● **Task data**:
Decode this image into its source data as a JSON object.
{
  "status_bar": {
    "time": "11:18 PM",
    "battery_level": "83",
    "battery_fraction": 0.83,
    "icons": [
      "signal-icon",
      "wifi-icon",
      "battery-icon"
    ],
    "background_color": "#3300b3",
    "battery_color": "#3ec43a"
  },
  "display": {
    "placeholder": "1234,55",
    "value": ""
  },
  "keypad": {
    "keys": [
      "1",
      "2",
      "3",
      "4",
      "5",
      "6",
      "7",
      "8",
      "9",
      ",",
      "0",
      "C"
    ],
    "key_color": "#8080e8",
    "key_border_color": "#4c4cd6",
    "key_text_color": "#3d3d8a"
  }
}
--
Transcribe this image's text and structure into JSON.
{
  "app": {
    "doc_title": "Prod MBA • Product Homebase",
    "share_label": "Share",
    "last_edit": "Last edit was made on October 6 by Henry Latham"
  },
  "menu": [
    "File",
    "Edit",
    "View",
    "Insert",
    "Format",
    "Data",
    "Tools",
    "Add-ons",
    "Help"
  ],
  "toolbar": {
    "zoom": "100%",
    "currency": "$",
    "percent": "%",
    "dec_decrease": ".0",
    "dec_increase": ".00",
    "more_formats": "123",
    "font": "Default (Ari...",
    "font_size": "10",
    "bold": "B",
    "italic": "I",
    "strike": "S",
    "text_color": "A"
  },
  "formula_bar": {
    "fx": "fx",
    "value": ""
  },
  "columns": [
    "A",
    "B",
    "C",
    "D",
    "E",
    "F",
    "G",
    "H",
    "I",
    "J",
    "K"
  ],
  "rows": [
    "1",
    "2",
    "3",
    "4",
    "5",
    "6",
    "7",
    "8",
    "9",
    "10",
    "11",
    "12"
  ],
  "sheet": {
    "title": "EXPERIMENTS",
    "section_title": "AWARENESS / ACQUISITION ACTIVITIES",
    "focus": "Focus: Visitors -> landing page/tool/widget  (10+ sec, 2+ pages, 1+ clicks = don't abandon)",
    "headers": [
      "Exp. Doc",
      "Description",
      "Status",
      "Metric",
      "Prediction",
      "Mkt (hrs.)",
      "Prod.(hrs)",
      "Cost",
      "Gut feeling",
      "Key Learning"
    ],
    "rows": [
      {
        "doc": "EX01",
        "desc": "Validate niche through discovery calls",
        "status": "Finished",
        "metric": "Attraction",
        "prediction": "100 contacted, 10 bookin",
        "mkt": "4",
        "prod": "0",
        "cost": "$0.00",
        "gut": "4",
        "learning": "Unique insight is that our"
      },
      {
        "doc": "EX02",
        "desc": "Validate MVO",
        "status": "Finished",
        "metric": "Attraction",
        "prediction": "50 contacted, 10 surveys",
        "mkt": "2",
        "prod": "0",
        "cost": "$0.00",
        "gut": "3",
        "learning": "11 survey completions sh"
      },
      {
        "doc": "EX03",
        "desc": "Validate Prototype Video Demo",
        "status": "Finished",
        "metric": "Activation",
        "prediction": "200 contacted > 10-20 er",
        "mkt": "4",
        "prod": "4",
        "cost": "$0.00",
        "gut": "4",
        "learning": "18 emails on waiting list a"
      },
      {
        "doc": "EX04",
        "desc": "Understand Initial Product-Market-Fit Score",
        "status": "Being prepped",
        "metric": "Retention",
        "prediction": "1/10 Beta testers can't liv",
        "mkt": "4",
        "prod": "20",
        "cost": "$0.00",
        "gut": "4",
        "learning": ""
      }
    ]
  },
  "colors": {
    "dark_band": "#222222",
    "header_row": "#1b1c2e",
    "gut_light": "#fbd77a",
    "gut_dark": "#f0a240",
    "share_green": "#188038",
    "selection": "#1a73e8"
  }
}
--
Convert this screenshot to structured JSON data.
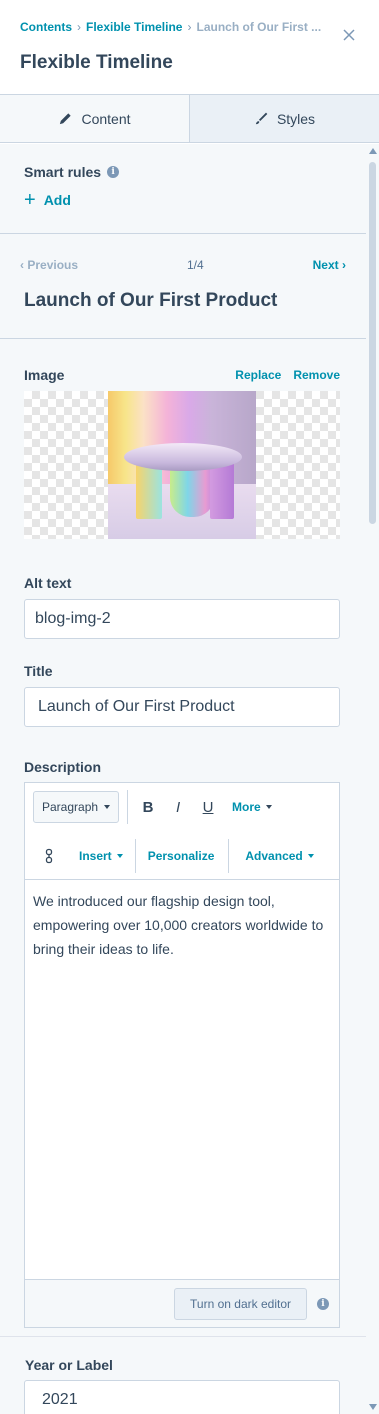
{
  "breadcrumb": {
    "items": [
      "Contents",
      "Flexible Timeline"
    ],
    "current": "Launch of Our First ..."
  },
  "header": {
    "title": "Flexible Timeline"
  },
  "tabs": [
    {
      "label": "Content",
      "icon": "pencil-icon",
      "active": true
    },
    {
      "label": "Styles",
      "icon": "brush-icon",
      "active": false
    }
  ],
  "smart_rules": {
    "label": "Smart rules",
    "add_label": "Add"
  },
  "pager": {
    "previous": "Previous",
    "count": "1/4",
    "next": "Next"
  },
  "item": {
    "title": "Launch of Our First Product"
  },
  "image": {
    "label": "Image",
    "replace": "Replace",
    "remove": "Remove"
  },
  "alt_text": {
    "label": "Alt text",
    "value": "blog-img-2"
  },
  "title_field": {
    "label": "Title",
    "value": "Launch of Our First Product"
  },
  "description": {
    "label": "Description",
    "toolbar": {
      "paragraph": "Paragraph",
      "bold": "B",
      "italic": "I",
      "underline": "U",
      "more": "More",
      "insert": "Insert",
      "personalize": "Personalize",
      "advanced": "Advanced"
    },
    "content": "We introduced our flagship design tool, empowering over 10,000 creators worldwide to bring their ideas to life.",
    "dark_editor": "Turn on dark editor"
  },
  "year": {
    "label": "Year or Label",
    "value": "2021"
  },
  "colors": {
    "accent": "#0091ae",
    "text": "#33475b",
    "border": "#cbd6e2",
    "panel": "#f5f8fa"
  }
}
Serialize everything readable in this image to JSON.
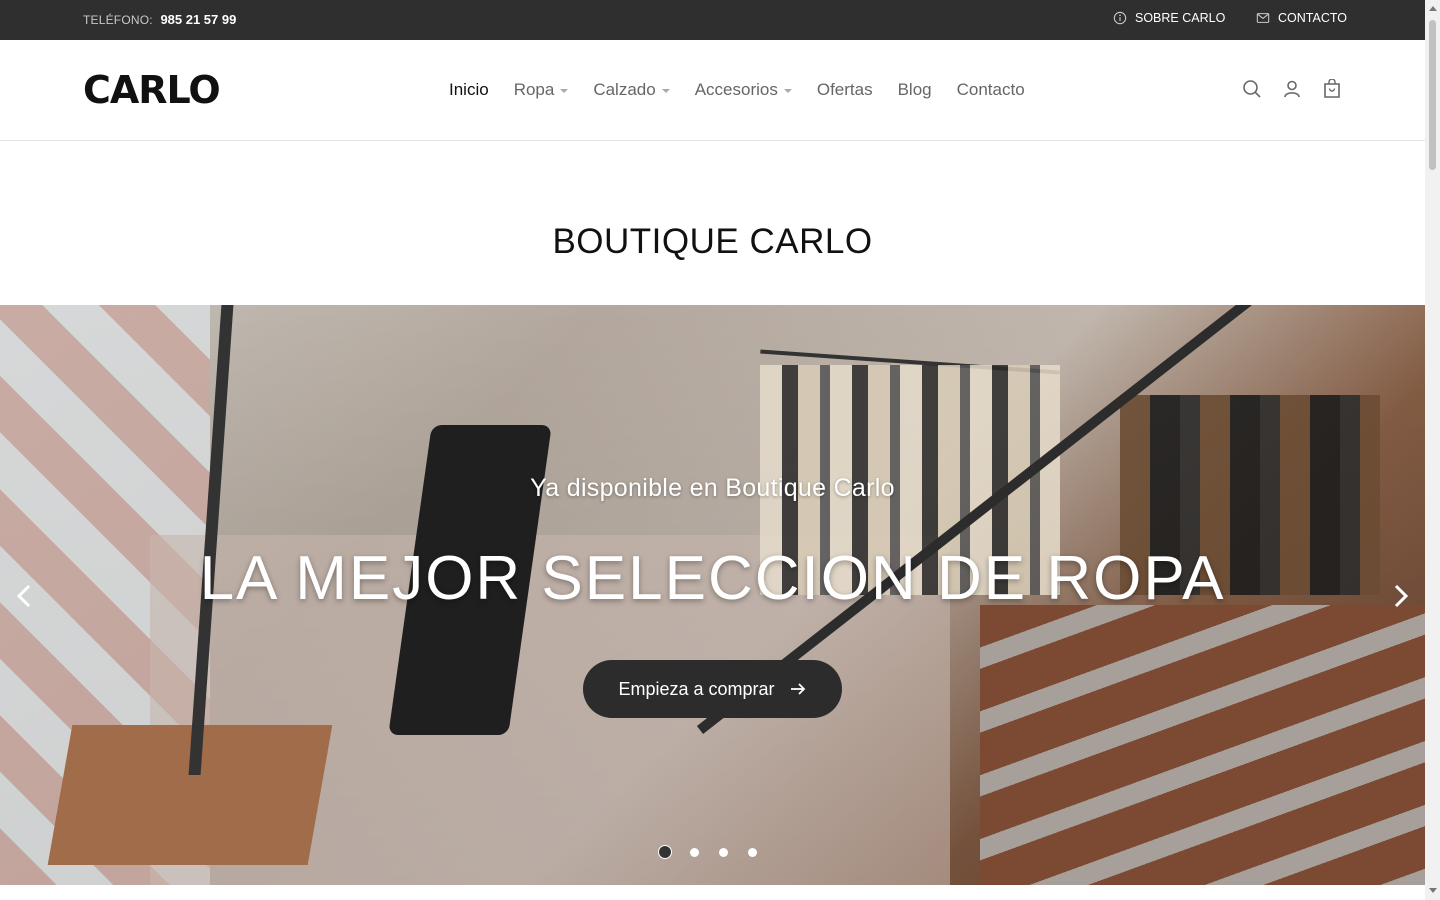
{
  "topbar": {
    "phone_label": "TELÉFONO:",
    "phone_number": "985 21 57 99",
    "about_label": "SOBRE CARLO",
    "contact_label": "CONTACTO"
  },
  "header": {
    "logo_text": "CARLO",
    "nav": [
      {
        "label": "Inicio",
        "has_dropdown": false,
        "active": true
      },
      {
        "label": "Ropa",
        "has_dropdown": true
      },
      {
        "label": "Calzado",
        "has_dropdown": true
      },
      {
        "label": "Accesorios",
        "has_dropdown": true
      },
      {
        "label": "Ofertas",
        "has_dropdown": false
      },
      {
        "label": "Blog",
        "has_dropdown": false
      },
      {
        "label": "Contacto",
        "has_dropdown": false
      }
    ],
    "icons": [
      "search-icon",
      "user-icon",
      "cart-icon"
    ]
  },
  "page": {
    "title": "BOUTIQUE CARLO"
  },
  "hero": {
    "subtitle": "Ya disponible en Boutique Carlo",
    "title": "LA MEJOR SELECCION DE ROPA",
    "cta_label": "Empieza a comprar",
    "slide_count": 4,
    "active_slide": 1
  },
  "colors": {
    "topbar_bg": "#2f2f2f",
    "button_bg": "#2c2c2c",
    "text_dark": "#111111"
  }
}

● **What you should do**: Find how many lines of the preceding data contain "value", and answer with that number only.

● **Completed task**: 5